This is “Review and Practice”, section 3.4 from the book Macroeconomics Principles (v. 1.1).
This book is licensed under a Creative Commons by-nc-sa 3.0 license. See the license for more details, but that basically means you can share this book as long as you credit the author (but see below), don't make money from it, and do make it available to everyone else under the same terms.
This content was accessible as of December 29, 2012, and it was downloaded then by Andy Schmitz in an effort to preserve the availability of this book.
Normally, the author and publisher would be credited here. However, the publisher has asked for the customary Creative Commons attribution to the original publisher, authors, title, and book URI to be removed. Additionally, per the publisher's request, their name has been removed in some passages. More information is available on this project's attribution page.

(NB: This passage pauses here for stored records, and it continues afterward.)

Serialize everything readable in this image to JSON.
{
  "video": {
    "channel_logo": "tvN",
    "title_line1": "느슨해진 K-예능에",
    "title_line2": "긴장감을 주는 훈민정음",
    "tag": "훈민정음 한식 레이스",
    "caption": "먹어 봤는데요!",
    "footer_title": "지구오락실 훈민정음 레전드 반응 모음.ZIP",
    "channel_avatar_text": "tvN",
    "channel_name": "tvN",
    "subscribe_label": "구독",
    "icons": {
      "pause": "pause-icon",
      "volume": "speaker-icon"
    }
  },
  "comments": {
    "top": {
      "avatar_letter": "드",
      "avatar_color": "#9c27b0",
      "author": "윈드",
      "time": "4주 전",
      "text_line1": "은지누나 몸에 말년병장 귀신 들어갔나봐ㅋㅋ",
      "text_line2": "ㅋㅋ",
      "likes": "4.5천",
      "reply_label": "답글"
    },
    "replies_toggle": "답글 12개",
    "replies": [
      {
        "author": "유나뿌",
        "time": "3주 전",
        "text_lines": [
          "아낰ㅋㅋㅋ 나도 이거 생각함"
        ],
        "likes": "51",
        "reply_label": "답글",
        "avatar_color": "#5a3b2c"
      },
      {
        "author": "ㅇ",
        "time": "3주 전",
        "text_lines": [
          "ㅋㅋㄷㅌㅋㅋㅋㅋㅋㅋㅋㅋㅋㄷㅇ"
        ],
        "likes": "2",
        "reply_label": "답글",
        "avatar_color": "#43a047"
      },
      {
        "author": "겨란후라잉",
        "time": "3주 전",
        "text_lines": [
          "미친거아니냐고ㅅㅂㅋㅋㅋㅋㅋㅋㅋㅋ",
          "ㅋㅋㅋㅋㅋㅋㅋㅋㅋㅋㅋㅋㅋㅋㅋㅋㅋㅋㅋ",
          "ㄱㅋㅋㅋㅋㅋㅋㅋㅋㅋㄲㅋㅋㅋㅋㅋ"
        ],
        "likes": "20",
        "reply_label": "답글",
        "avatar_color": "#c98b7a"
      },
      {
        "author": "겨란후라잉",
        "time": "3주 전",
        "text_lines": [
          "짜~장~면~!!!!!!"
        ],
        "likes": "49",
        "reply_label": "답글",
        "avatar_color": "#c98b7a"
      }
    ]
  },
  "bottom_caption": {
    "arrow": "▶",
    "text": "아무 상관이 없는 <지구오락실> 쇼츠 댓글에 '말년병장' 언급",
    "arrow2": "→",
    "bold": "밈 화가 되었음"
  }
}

For more information on the source of this book, or why it is available for free, please see the project's home page. You can browse or download additional books there. You may also download a PDF copy of this book (36 MB) or just this chapter (2 MB), suitable for printing or most e-readers, or a .zip file containing this book's HTML files (for use in a web browser offline).
In this chapter we have examined the model of demand and supply. We found that a demand curve shows the quantity demanded at each price, all other things unchanged. The law of demand asserts that an increase in price reduces the quantity demanded and a decrease in price increases the quantity demanded, all other things unchanged. The supply curve shows the quantity of a good or service that sellers will offer at various prices, all other things unchanged. Supply curves are generally upward sloping: an increase in price generally increases the quantity supplied, all other things unchanged.
The equilibrium price occurs where the demand and supply curves intersect. At this price, the quantity demanded equals the quantity supplied. A price higher than the equilibrium price increases the quantity supplied and reduces the quantity demanded, causing a surplus. A price lower than the equilibrium price increases the quantity demanded and reduces the quantity supplied, causing a shortage. Usually, market surpluses and shortages are short-lived. Changes in demand or supply, caused by changes in the determinants of demand and supply otherwise held constant in the analysis, change the equilibrium price and output. The circular flow model allows us to see how demand and supply in various markets are related to one another.
Which of the following goods are likely to be classified as normal goods or services? Inferior? Defend your answer.
Which of the following pairs of goods are likely to be classified as substitutes? Complements? Defend your answer.
A study found that lower airfares led some people to substitute flying for driving to their vacation destinations. This reduced the demand for car travel and led to reduced traffic fatalities, since air travel is safer per passenger mile than car travel. Using the logic suggested by that study, suggest how each of the following events would affect the number of highway fatalities in any one year.
The graphs below show four possible shifts in demand or in supply that could occur in particular markets. Relate each of the events described below to one of them.
Problems 1–5 are based on the graph below.
Problems 6–9 are based on the model of demand and supply for coffee as shown in Figure 3.17 "Changes in Demand and Supply" You can graph the initial demand and supply curves by using the following values, with all quantities in millions of pounds of coffee per month:
|Price||Quantity demanded||Quantity supplied|
Problems 10–15 are based on the demand and supply schedules for gasoline below (all quantities are in thousands of gallons per week):
|Price per gallon||Quantity demanded||Quantity supplied|